Throughout the ages, people’s ideas about human nature were mainly influenced by religion. Our beliefs about the condition of the soul and the causes of suffering and happiness were mostly a function of the current religious creeds. For most of the population, lay ideas and ideologies had only a marginal influence on these themes. The situation has changed radically in the course of the last two centuries. Today, for most people in the Western world, the influence of religion has receded drastically, giving way to a variety of lay social and psychological views on human nature and goals. Popular versions of the prevailing psychological theories have attained a vast influence over all areas of life. Popular psychology has also penetrated into the way people talk with each other in intimate contact or to themselves in their secluded moments. “Psychologese” is a common language in the family, at school, and at times, even in business and politics. And yet, in spite of the depth of this transformation, we shall argue that some of the themes and habits of thought that characterized religious discourse also pervaded modern psychology, especially in the forms that are most appealing to the general public. In particular what we shall term the demonic view of human nature greatly influences psychological thinking and practice and determines much of the impact of this thinking on the public. We believe that the psychological version of the demonic view allows psychotherapists and consumers of popular psychology to

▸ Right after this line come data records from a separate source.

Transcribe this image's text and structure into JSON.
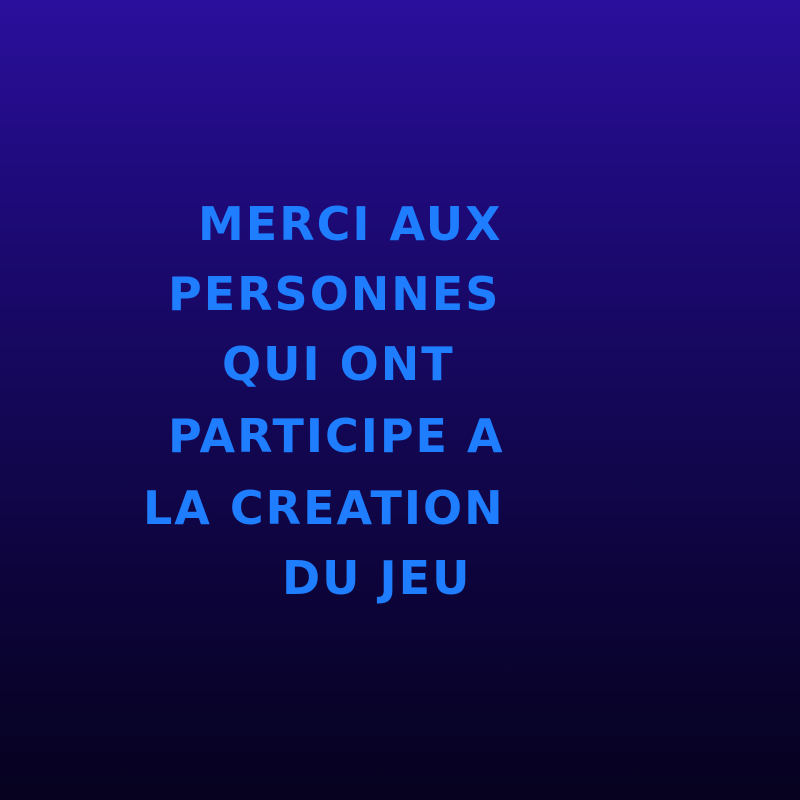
{
  "screen": {
    "background_top": "#2a0f9c",
    "background_bottom": "#06021f",
    "text_color": "#1f7dff"
  },
  "credits": {
    "lines": [
      "MERCI AUX",
      "PERSONNES",
      "QUI ONT",
      "PARTICIPE A",
      "LA CREATION",
      "DU JEU"
    ]
  }
}
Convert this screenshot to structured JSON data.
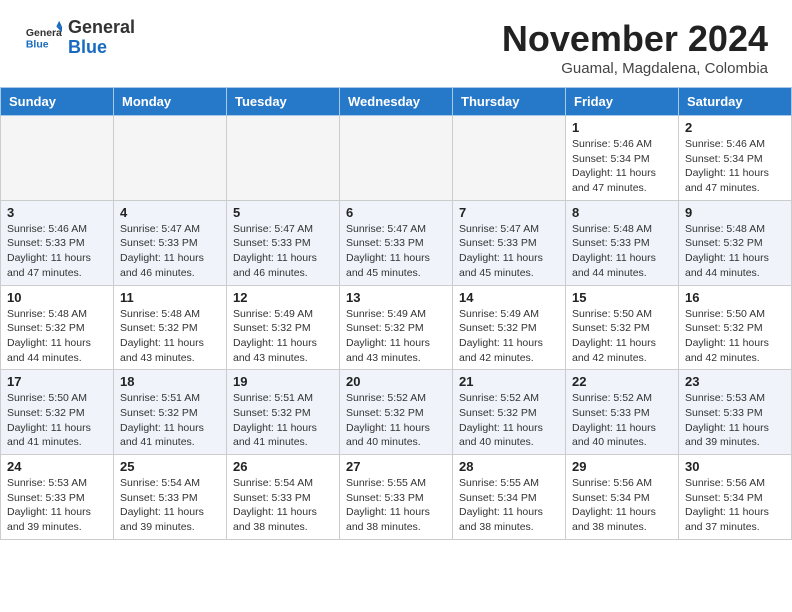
{
  "header": {
    "logo_general": "General",
    "logo_blue": "Blue",
    "month_year": "November 2024",
    "location": "Guamal, Magdalena, Colombia"
  },
  "days_of_week": [
    "Sunday",
    "Monday",
    "Tuesday",
    "Wednesday",
    "Thursday",
    "Friday",
    "Saturday"
  ],
  "weeks": [
    {
      "days": [
        {
          "number": "",
          "info": ""
        },
        {
          "number": "",
          "info": ""
        },
        {
          "number": "",
          "info": ""
        },
        {
          "number": "",
          "info": ""
        },
        {
          "number": "",
          "info": ""
        },
        {
          "number": "1",
          "info": "Sunrise: 5:46 AM\nSunset: 5:34 PM\nDaylight: 11 hours and 47 minutes."
        },
        {
          "number": "2",
          "info": "Sunrise: 5:46 AM\nSunset: 5:34 PM\nDaylight: 11 hours and 47 minutes."
        }
      ]
    },
    {
      "days": [
        {
          "number": "3",
          "info": "Sunrise: 5:46 AM\nSunset: 5:33 PM\nDaylight: 11 hours and 47 minutes."
        },
        {
          "number": "4",
          "info": "Sunrise: 5:47 AM\nSunset: 5:33 PM\nDaylight: 11 hours and 46 minutes."
        },
        {
          "number": "5",
          "info": "Sunrise: 5:47 AM\nSunset: 5:33 PM\nDaylight: 11 hours and 46 minutes."
        },
        {
          "number": "6",
          "info": "Sunrise: 5:47 AM\nSunset: 5:33 PM\nDaylight: 11 hours and 45 minutes."
        },
        {
          "number": "7",
          "info": "Sunrise: 5:47 AM\nSunset: 5:33 PM\nDaylight: 11 hours and 45 minutes."
        },
        {
          "number": "8",
          "info": "Sunrise: 5:48 AM\nSunset: 5:33 PM\nDaylight: 11 hours and 44 minutes."
        },
        {
          "number": "9",
          "info": "Sunrise: 5:48 AM\nSunset: 5:32 PM\nDaylight: 11 hours and 44 minutes."
        }
      ]
    },
    {
      "days": [
        {
          "number": "10",
          "info": "Sunrise: 5:48 AM\nSunset: 5:32 PM\nDaylight: 11 hours and 44 minutes."
        },
        {
          "number": "11",
          "info": "Sunrise: 5:48 AM\nSunset: 5:32 PM\nDaylight: 11 hours and 43 minutes."
        },
        {
          "number": "12",
          "info": "Sunrise: 5:49 AM\nSunset: 5:32 PM\nDaylight: 11 hours and 43 minutes."
        },
        {
          "number": "13",
          "info": "Sunrise: 5:49 AM\nSunset: 5:32 PM\nDaylight: 11 hours and 43 minutes."
        },
        {
          "number": "14",
          "info": "Sunrise: 5:49 AM\nSunset: 5:32 PM\nDaylight: 11 hours and 42 minutes."
        },
        {
          "number": "15",
          "info": "Sunrise: 5:50 AM\nSunset: 5:32 PM\nDaylight: 11 hours and 42 minutes."
        },
        {
          "number": "16",
          "info": "Sunrise: 5:50 AM\nSunset: 5:32 PM\nDaylight: 11 hours and 42 minutes."
        }
      ]
    },
    {
      "days": [
        {
          "number": "17",
          "info": "Sunrise: 5:50 AM\nSunset: 5:32 PM\nDaylight: 11 hours and 41 minutes."
        },
        {
          "number": "18",
          "info": "Sunrise: 5:51 AM\nSunset: 5:32 PM\nDaylight: 11 hours and 41 minutes."
        },
        {
          "number": "19",
          "info": "Sunrise: 5:51 AM\nSunset: 5:32 PM\nDaylight: 11 hours and 41 minutes."
        },
        {
          "number": "20",
          "info": "Sunrise: 5:52 AM\nSunset: 5:32 PM\nDaylight: 11 hours and 40 minutes."
        },
        {
          "number": "21",
          "info": "Sunrise: 5:52 AM\nSunset: 5:32 PM\nDaylight: 11 hours and 40 minutes."
        },
        {
          "number": "22",
          "info": "Sunrise: 5:52 AM\nSunset: 5:33 PM\nDaylight: 11 hours and 40 minutes."
        },
        {
          "number": "23",
          "info": "Sunrise: 5:53 AM\nSunset: 5:33 PM\nDaylight: 11 hours and 39 minutes."
        }
      ]
    },
    {
      "days": [
        {
          "number": "24",
          "info": "Sunrise: 5:53 AM\nSunset: 5:33 PM\nDaylight: 11 hours and 39 minutes."
        },
        {
          "number": "25",
          "info": "Sunrise: 5:54 AM\nSunset: 5:33 PM\nDaylight: 11 hours and 39 minutes."
        },
        {
          "number": "26",
          "info": "Sunrise: 5:54 AM\nSunset: 5:33 PM\nDaylight: 11 hours and 38 minutes."
        },
        {
          "number": "27",
          "info": "Sunrise: 5:55 AM\nSunset: 5:33 PM\nDaylight: 11 hours and 38 minutes."
        },
        {
          "number": "28",
          "info": "Sunrise: 5:55 AM\nSunset: 5:34 PM\nDaylight: 11 hours and 38 minutes."
        },
        {
          "number": "29",
          "info": "Sunrise: 5:56 AM\nSunset: 5:34 PM\nDaylight: 11 hours and 38 minutes."
        },
        {
          "number": "30",
          "info": "Sunrise: 5:56 AM\nSunset: 5:34 PM\nDaylight: 11 hours and 37 minutes."
        }
      ]
    }
  ]
}
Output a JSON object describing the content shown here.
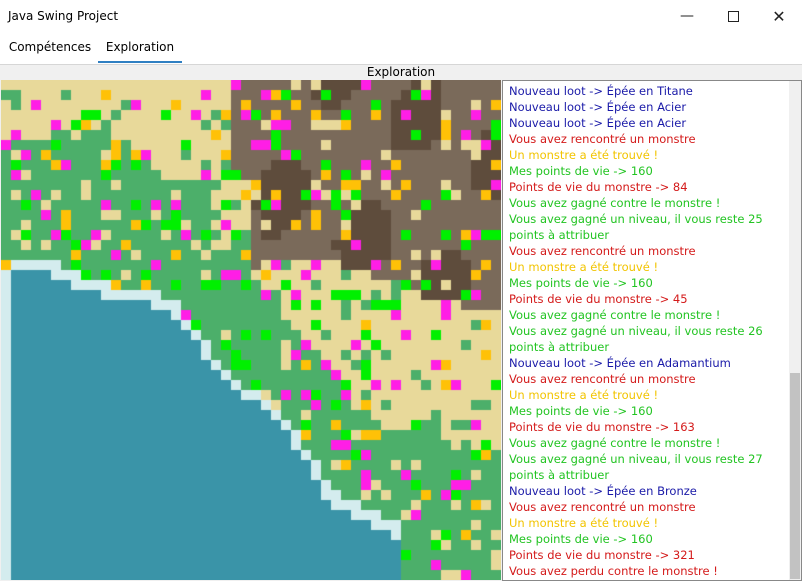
{
  "window": {
    "title": "Java Swing Project"
  },
  "tabs": [
    {
      "label": "Compétences",
      "active": false
    },
    {
      "label": "Exploration",
      "active": true
    }
  ],
  "panel": {
    "title": "Exploration"
  },
  "colors": {
    "loot": "#1a1aa8",
    "danger": "#d41a1a",
    "info_yellow": "#f2c400",
    "success": "#22c422",
    "accent": "#2f7fc2"
  },
  "log": [
    {
      "text": "Nouveau loot -> Épée en Titane",
      "kind": "loot"
    },
    {
      "text": "Nouveau loot -> Épée en Acier",
      "kind": "loot"
    },
    {
      "text": "Nouveau loot -> Épée en Acier",
      "kind": "loot"
    },
    {
      "text": "Vous avez rencontré un monstre",
      "kind": "danger"
    },
    {
      "text": "Un monstre a été trouvé !",
      "kind": "info_yellow"
    },
    {
      "text": "Mes points de vie -> 160",
      "kind": "success"
    },
    {
      "text": "Points de vie du monstre -> 84",
      "kind": "danger"
    },
    {
      "text": "Vous avez gagné contre le monstre !",
      "kind": "success"
    },
    {
      "text": "Vous avez gagné un niveau, il vous reste 25 points à attribuer",
      "kind": "success"
    },
    {
      "text": "Vous avez rencontré un monstre",
      "kind": "danger"
    },
    {
      "text": "Un monstre a été trouvé !",
      "kind": "info_yellow"
    },
    {
      "text": "Mes points de vie -> 160",
      "kind": "success"
    },
    {
      "text": "Points de vie du monstre -> 45",
      "kind": "danger"
    },
    {
      "text": "Vous avez gagné contre le monstre !",
      "kind": "success"
    },
    {
      "text": "Vous avez gagné un niveau, il vous reste 26 points à attribuer",
      "kind": "success"
    },
    {
      "text": "Nouveau loot -> Épée en Adamantium",
      "kind": "loot"
    },
    {
      "text": "Vous avez rencontré un monstre",
      "kind": "danger"
    },
    {
      "text": "Un monstre a été trouvé !",
      "kind": "info_yellow"
    },
    {
      "text": "Mes points de vie -> 160",
      "kind": "success"
    },
    {
      "text": "Points de vie du monstre -> 163",
      "kind": "danger"
    },
    {
      "text": "Vous avez gagné contre le monstre !",
      "kind": "success"
    },
    {
      "text": "Vous avez gagné un niveau, il vous reste 27 points à attribuer",
      "kind": "success"
    },
    {
      "text": "Nouveau loot -> Épée en Bronze",
      "kind": "loot"
    },
    {
      "text": "Vous avez rencontré un monstre",
      "kind": "danger"
    },
    {
      "text": "Un monstre a été trouvé !",
      "kind": "info_yellow"
    },
    {
      "text": "Mes points de vie -> 160",
      "kind": "success"
    },
    {
      "text": "Points de vie du monstre -> 321",
      "kind": "danger"
    },
    {
      "text": "Vous avez perdu contre le monstre !",
      "kind": "danger"
    }
  ],
  "map": {
    "terrain_colors": {
      "sand": "#e8d99a",
      "grass": "#4caf6a",
      "mountain": "#7a6a5a",
      "mountain_dark": "#5e4c3c",
      "water": "#3a94a8",
      "shore": "#d4ecee"
    },
    "marker_colors": [
      "#ffc107",
      "#ff1ee6",
      "#00f000"
    ]
  }
}
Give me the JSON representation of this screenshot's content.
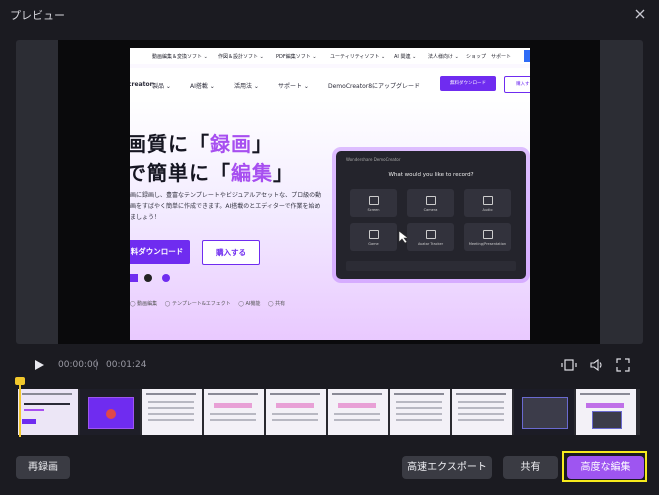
{
  "window": {
    "title": "プレビュー"
  },
  "site": {
    "topnav": [
      "動画編集＆変換ソフト ⌄",
      "作図＆設計ソフト ⌄",
      "PDF編集ソフト ⌄",
      "ユーティリティソフト ⌄",
      "AI 関連 ⌄",
      "法人様向け ⌄",
      "ショップ",
      "サポート"
    ],
    "nav": [
      "creator",
      "製品 ⌄",
      "AI搭載 ⌄",
      "活用法 ⌄",
      "サポート ⌄",
      "DemoCreator8にアップグレード"
    ],
    "nav_download": "無料ダウンロード",
    "nav_buy": "購入する",
    "headline1_pre": "画質に「",
    "headline1_accent": "録画",
    "headline1_post": "」",
    "headline2_pre": "で簡単に「",
    "headline2_accent": "編集",
    "headline2_post": "」",
    "desc": "画に録画し、豊富なテンプレートやビジュアルアセットな、プロ級の動画をすばやく簡単に作成できます。AI搭載のとエディターで作業を始めましょう！",
    "cta_download": "料ダウンロード",
    "cta_buy": "購入する",
    "features": [
      "◯ 動画編集",
      "◯ テンプレート&エフェクト",
      "◯ AI機能",
      "◯ 共有"
    ],
    "mock_title": "Wondershare DemoCreator",
    "mock_question": "What would you like to record?",
    "mock_tiles": [
      "Screen",
      "Camera",
      "Audio",
      "Game",
      "Avatar Tracker",
      "Meeting/Presentation"
    ]
  },
  "player": {
    "current_time": "00:00:00",
    "total_time": "00:01:24"
  },
  "colors": {
    "accent": "#9e55f1",
    "highlight": "#f6ea1d",
    "playhead": "#f2c82c"
  },
  "buttons": {
    "rerecord": "再録画",
    "fast_export": "高速エクスポート",
    "share": "共有",
    "advanced_edit": "高度な編集"
  }
}
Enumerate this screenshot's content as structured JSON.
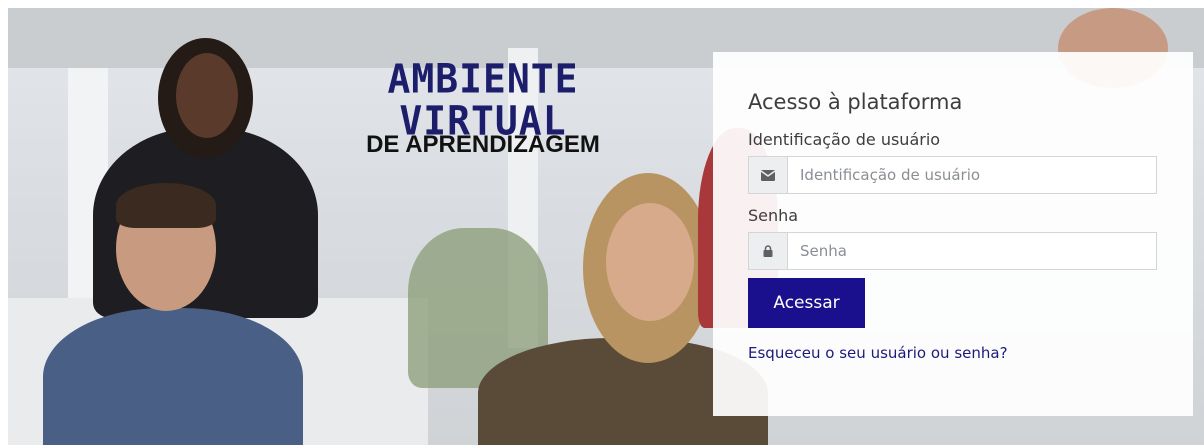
{
  "brand": {
    "line1": "AMBIENTE VIRTUAL",
    "line2": "DE APRENDIZAGEM"
  },
  "login": {
    "title": "Acesso à plataforma",
    "username_label": "Identificação de usuário",
    "username_placeholder": "Identificação de usuário",
    "username_value": "",
    "password_label": "Senha",
    "password_placeholder": "Senha",
    "password_value": "",
    "submit_label": "Acessar",
    "forgot_link": "Esqueceu o seu usuário ou senha?",
    "username_icon": "envelope-icon",
    "password_icon": "lock-icon"
  },
  "colors": {
    "brand_navy": "#1c1d6b",
    "button_bg": "#1a0f8c",
    "link": "#1e1a7a"
  }
}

engage in thought patterns that in the past involved the belief in witches, Satan, and demonic possession. In this chapter, we describe the psychodemonic view that we regard as the psychological counterpart of the religious variety of demonic thinking. We shall also describe an alternative view on human nature, which we shall term the tragic view. The two views deal with the problem of suffering: The demonic view postulates that suffering comes from evil qualities or intentions. Evil can be manifested as abuse, neglect, perversion, greed, or various forms of harmful conspiracy. “Tragic” is opposed to “demonic” in the assumption that suffering is inseparable from life. Suffering does not require an explanation in terms of an external specific cause. Suffering is but the feeling side of human fallibility, vulnerability, and mortality.